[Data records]
◇ ◇ ◇ ◇ ◇ ◇ ◇
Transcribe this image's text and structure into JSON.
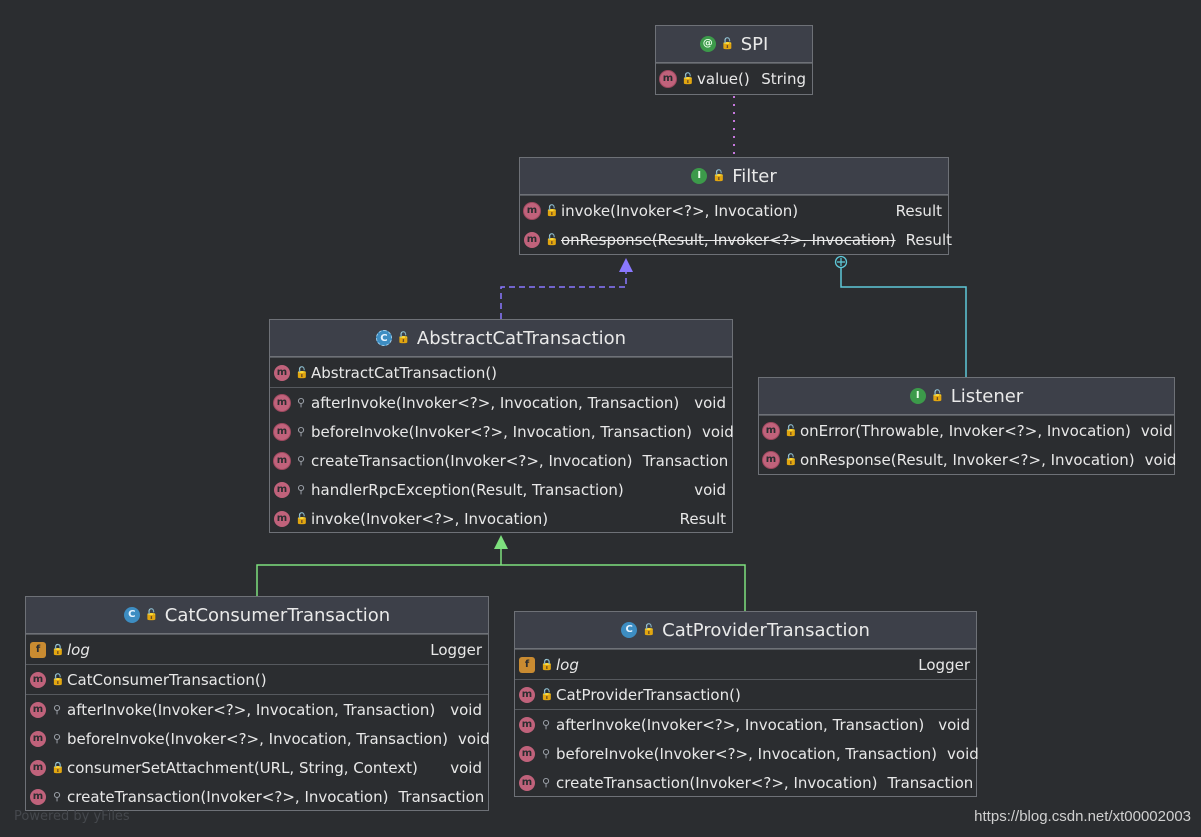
{
  "watermarks": {
    "left": "Powered by yFiles",
    "right": "https://blog.csdn.net/xt00002003"
  },
  "colors": {
    "background": "#2b2d30",
    "header": "#3d4049",
    "border": "#6e7177",
    "annotation_edge": "#c678dd",
    "implements_edge": "#8a78ff",
    "extends_edge": "#7ee07e",
    "inner_edge": "#5ec8d8"
  },
  "classes": {
    "spi": {
      "title": "SPI",
      "kind_icon": "annotation-icon",
      "methods": [
        {
          "name": "value()",
          "ret": "String"
        }
      ]
    },
    "filter": {
      "title": "Filter",
      "kind_icon": "interface-icon",
      "methods": [
        {
          "name": "invoke(Invoker<?>, Invocation)",
          "ret": "Result"
        },
        {
          "name": "onResponse(Result, Invoker<?>, Invocation)",
          "ret": "Result",
          "deprecated": true
        }
      ]
    },
    "abstract_cat": {
      "title": "AbstractCatTransaction",
      "kind_icon": "abstract-class-icon",
      "constructors": [
        {
          "name": "AbstractCatTransaction()"
        }
      ],
      "methods": [
        {
          "name": "afterInvoke(Invoker<?>, Invocation, Transaction)",
          "ret": "void"
        },
        {
          "name": "beforeInvoke(Invoker<?>, Invocation, Transaction)",
          "ret": "void"
        },
        {
          "name": "createTransaction(Invoker<?>, Invocation)",
          "ret": "Transaction"
        },
        {
          "name": "handlerRpcException(Result, Transaction)",
          "ret": "void"
        },
        {
          "name": "invoke(Invoker<?>, Invocation)",
          "ret": "Result"
        }
      ]
    },
    "listener": {
      "title": "Listener",
      "kind_icon": "interface-icon",
      "methods": [
        {
          "name": "onError(Throwable, Invoker<?>, Invocation)",
          "ret": "void"
        },
        {
          "name": "onResponse(Result, Invoker<?>, Invocation)",
          "ret": "void"
        }
      ]
    },
    "consumer": {
      "title": "CatConsumerTransaction",
      "kind_icon": "class-icon",
      "fields": [
        {
          "name": "log",
          "ret": "Logger"
        }
      ],
      "constructors": [
        {
          "name": "CatConsumerTransaction()"
        }
      ],
      "methods": [
        {
          "name": "afterInvoke(Invoker<?>, Invocation, Transaction)",
          "ret": "void"
        },
        {
          "name": "beforeInvoke(Invoker<?>, Invocation, Transaction)",
          "ret": "void"
        },
        {
          "name": "consumerSetAttachment(URL, String, Context)",
          "ret": "void"
        },
        {
          "name": "createTransaction(Invoker<?>, Invocation)",
          "ret": "Transaction"
        }
      ]
    },
    "provider": {
      "title": "CatProviderTransaction",
      "kind_icon": "class-icon",
      "fields": [
        {
          "name": "log",
          "ret": "Logger"
        }
      ],
      "constructors": [
        {
          "name": "CatProviderTransaction()"
        }
      ],
      "methods": [
        {
          "name": "afterInvoke(Invoker<?>, Invocation, Transaction)",
          "ret": "void"
        },
        {
          "name": "beforeInvoke(Invoker<?>, Invocation, Transaction)",
          "ret": "void"
        },
        {
          "name": "createTransaction(Invoker<?>, Invocation)",
          "ret": "Transaction"
        }
      ]
    }
  }
}
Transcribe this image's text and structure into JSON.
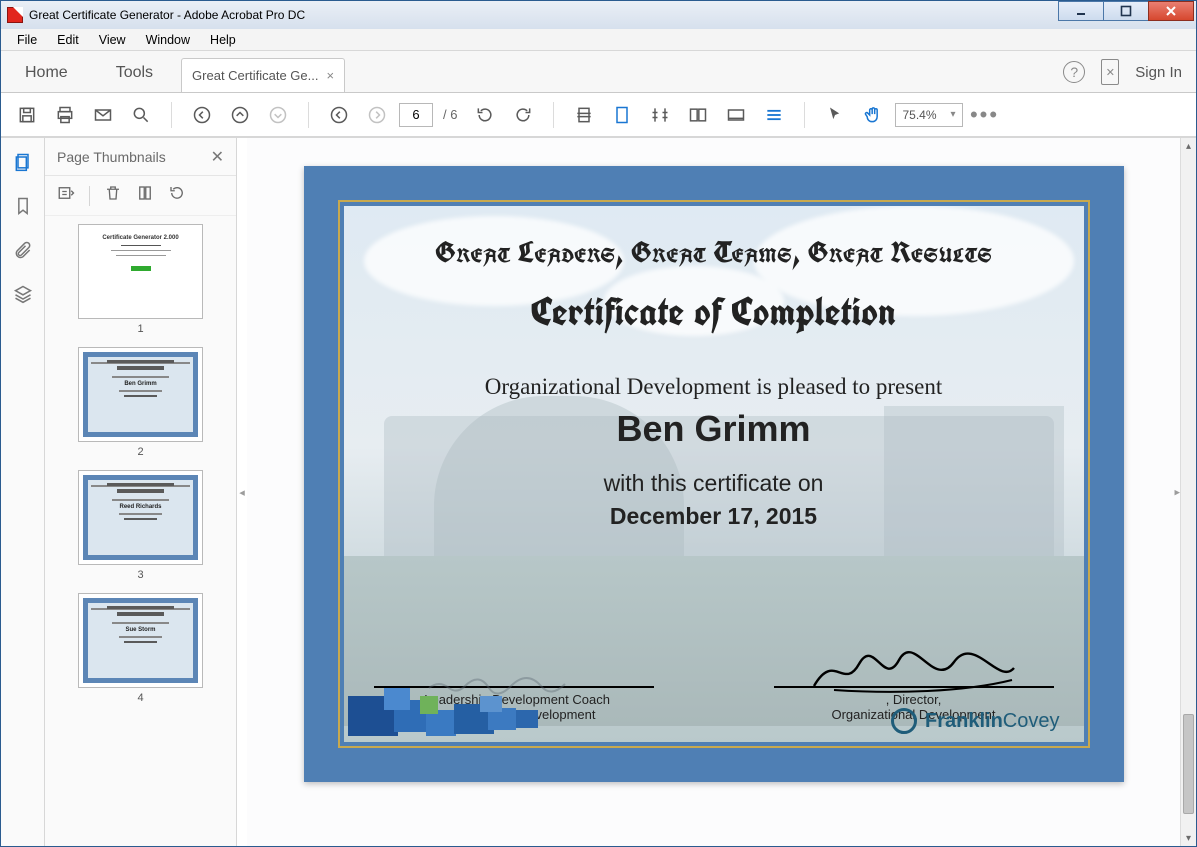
{
  "window": {
    "title": "Great Certificate Generator - Adobe Acrobat Pro DC"
  },
  "menubar": [
    "File",
    "Edit",
    "View",
    "Window",
    "Help"
  ],
  "tabs": {
    "home": "Home",
    "tools": "Tools",
    "doc": "Great Certificate Ge...",
    "signin": "Sign In"
  },
  "toolbar": {
    "page_current": "6",
    "page_total": "/  6",
    "zoom": "75.4%"
  },
  "left_panel": {
    "title": "Page Thumbnails",
    "thumbs": [
      {
        "num": "1",
        "variant": "plain",
        "lines": [
          "Certificate Generator 2.000",
          "",
          "Dec 2015",
          "",
          ""
        ]
      },
      {
        "num": "2",
        "variant": "cert",
        "name": "Ben Grimm"
      },
      {
        "num": "3",
        "variant": "cert",
        "name": "Reed Richards"
      },
      {
        "num": "4",
        "variant": "cert",
        "name": "Sue Storm"
      }
    ]
  },
  "certificate": {
    "headline": "Great Leaders, Great Teams, Great Results",
    "title": "Certificate of Completion",
    "present": "Organizational Development is pleased to present",
    "name": "Ben Grimm",
    "withline": "with this certificate on",
    "date": "December 17, 2015",
    "sig_left_role": ", Leadership Development Coach",
    "sig_left_dept": "Organizational Development",
    "sig_right_role": ", Director,",
    "sig_right_dept": "Organizational Development",
    "logo_a": "Franklin",
    "logo_b": "Covey"
  }
}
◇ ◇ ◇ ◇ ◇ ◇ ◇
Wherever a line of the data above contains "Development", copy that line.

» Completed exercise
    "present": "Organizational Development is pleased to present",
    "sig_left_role": ", Leadership Development Coach",
    "sig_left_dept": "Organizational Development",
    "sig_right_dept": "Organizational Development",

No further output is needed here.